      • ‘Assets fell 3.4 percent in the third quarter, mostly due to a 17 percent plunge in the value of stock and mutual funds holdings.’
      • ‘He experienced the worst plunge into unpopularity of any President of the Fifth Republic in his first year of office.’
      • ‘Thus, IT firms were left with huge inventories and massive amounts of excess capacity, which triggered a plunge in IT-sector growth.’
      • ‘Given the plunge in the value of Wolfson after its profits warning, that looks like a courageous statement.’
      • ‘His comments followed a plunge in first half profits from €13.5 million to 7m before tax and exceptional items.’
      • ‘An overnight plunge in commodity prices sent the Australian dollar tumbling to a five month low and currency dealers believe there's more falls to come.’
      • ‘A sharp plunge in the dollar would dramatically reduce the value of these assets, reducing the wealth of foreign investors.’
      • ‘The point is that falling prices are simply not the cause of a plunge in profits and increase in the burden of debt.’

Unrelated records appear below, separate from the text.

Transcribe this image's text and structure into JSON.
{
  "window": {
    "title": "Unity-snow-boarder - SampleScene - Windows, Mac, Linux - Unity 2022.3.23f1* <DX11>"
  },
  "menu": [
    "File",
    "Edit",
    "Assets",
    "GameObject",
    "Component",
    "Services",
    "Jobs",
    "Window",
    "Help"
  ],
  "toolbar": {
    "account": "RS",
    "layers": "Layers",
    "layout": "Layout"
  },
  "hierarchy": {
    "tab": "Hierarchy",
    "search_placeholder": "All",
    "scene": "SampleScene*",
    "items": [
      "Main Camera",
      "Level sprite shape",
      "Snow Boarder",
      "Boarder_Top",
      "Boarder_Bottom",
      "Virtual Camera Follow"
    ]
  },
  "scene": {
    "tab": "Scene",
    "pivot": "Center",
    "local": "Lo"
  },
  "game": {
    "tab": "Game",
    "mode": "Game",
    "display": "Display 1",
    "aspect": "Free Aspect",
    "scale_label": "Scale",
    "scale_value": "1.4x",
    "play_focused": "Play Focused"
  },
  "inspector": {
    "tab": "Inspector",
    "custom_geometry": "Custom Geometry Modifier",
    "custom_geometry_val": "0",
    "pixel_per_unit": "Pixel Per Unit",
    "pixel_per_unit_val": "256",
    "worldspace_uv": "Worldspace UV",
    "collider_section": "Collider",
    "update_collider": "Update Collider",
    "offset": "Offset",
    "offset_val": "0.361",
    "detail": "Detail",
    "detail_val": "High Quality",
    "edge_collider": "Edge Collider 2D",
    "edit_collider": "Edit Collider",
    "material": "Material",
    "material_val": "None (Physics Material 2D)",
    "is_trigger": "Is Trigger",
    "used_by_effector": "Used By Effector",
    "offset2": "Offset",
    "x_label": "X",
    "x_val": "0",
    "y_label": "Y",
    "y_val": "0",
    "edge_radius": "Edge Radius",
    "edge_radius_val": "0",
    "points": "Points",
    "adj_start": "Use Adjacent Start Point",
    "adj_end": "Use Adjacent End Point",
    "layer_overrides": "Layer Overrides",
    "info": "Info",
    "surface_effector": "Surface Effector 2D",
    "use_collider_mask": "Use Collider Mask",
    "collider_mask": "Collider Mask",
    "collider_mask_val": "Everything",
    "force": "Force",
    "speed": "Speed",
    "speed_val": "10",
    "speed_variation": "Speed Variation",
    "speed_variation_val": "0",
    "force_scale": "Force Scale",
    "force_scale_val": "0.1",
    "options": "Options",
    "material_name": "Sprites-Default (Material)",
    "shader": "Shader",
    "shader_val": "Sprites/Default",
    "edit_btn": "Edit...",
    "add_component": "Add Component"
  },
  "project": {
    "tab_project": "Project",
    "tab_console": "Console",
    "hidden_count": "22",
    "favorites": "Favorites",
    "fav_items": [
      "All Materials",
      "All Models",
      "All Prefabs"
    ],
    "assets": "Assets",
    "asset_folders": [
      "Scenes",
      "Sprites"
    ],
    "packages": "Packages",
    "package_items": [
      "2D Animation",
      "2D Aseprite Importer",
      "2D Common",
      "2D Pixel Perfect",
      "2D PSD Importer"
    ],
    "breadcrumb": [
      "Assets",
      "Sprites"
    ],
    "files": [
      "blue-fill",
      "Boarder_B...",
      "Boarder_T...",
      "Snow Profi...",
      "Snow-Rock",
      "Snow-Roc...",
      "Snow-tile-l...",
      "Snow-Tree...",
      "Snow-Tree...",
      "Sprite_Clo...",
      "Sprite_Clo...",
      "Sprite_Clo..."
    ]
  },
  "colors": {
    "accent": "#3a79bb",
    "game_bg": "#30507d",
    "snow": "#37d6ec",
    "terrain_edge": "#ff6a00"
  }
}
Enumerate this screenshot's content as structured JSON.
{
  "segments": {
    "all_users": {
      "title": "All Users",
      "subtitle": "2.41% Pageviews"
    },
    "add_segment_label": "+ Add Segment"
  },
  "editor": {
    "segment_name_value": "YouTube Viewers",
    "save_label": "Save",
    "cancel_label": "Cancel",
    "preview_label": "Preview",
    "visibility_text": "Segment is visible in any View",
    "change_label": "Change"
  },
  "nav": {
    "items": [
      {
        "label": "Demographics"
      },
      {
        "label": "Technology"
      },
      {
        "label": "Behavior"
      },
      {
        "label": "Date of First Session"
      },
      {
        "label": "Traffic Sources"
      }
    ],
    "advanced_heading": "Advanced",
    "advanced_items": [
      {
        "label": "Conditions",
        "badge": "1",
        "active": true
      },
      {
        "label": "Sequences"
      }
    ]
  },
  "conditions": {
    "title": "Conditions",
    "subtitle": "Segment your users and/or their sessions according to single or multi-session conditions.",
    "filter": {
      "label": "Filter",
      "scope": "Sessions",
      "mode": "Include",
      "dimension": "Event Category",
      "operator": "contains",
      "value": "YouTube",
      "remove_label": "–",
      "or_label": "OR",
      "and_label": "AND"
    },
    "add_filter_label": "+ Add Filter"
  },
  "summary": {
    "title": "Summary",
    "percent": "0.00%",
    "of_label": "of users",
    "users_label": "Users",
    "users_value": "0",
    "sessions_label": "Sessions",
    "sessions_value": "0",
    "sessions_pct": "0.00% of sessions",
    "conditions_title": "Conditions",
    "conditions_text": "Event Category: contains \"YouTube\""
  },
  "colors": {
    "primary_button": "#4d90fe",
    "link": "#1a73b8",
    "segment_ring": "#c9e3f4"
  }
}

Phrases

  • take the plunge

    • informal Commit oneself to a course of action about which one is nervous.

      • ‘He also decided to take the plunge and set up his own business.’
      • ‘But before you take the plunge, make sure you're ready to commit for the long haul.’
      • ‘There was a lot of positive feed back on the course from all the participants with at least two taking the plunge to sell at markets as a result of the training.’
      • ‘When clients started asking if she offered the treatment, she decided to take the plunge and practise on a few nervous friends.’
      • ‘In Swindon, councillors waited to see which way neighbouring local education authorities were going to move on the issue before they took the plunge and made their decision last autumn.’
      • ‘For a number of years, Anne cooked at the restaurant in the heritage centre but last year took the plunge and opened her own restaurant and delicatessen.’
      • ‘He's been practising for five years and is finally taking the plunge and starting a course in Sheffield before beginning his circus act.’
      • ‘Years later Noreen took the plunge and opened her own business, designing and making wedding gowns and formal wear on her own from a one room premises.’
      • ‘I put it off two years in a row - because it would take too much time away from golf, or so I said - and then last spring I finally took the plunge.’
      • ‘I was skeptical at first but I eventually decided to take the plunge.’
      commit oneself, go for it, give it one's all, give it all one has, go all out
      jump in at the deep end, go for broke
      View synonyms

Origin

Late Middle English: from Old French plungier thrust down based on Latin plumbum lead, plummet.

Pronunciation:

plunge

/plənj/